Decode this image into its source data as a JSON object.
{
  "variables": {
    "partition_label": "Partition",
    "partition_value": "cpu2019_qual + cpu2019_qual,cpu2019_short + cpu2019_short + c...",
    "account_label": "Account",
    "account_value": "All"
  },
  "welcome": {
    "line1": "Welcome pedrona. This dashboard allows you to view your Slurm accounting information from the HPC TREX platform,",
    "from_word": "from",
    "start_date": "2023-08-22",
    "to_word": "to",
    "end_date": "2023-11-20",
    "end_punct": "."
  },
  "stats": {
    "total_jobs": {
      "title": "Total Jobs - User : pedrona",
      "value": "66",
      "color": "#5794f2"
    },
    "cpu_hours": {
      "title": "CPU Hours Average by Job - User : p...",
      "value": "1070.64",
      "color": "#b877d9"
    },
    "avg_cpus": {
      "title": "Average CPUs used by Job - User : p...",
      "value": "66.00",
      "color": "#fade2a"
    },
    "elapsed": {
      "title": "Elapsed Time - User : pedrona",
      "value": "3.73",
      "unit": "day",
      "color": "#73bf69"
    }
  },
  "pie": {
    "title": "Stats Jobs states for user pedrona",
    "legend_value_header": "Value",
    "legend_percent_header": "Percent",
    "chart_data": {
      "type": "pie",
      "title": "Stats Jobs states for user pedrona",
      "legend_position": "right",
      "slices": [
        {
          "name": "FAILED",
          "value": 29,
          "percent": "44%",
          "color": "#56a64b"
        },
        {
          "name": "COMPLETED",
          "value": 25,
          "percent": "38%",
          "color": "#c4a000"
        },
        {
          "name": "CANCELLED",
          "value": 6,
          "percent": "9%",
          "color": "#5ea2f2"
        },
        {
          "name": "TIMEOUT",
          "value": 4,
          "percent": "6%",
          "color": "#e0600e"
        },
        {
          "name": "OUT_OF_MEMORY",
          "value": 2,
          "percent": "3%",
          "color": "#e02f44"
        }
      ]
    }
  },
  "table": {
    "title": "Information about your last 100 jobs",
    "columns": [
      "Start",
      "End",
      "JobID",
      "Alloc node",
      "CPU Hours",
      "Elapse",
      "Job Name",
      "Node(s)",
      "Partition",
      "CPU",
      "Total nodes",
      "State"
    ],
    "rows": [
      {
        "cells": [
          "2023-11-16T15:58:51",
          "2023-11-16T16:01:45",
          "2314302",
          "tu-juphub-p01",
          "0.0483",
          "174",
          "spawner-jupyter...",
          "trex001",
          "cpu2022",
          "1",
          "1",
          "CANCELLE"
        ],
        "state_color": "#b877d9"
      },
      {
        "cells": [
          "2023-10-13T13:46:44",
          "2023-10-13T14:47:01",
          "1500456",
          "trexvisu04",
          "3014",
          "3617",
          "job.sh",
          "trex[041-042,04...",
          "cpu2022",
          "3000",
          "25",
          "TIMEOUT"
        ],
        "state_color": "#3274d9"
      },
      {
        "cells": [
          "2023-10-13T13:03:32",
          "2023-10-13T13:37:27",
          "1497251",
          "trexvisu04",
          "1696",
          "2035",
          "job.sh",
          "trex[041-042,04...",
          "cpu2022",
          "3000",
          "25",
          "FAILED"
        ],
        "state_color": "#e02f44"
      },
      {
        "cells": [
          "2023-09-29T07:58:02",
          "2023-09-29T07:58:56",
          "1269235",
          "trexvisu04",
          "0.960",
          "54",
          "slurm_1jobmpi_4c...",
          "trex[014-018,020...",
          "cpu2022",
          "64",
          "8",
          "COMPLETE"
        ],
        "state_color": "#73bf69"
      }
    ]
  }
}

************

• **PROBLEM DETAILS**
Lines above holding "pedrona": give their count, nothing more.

• **YOUR SOLUTION**
5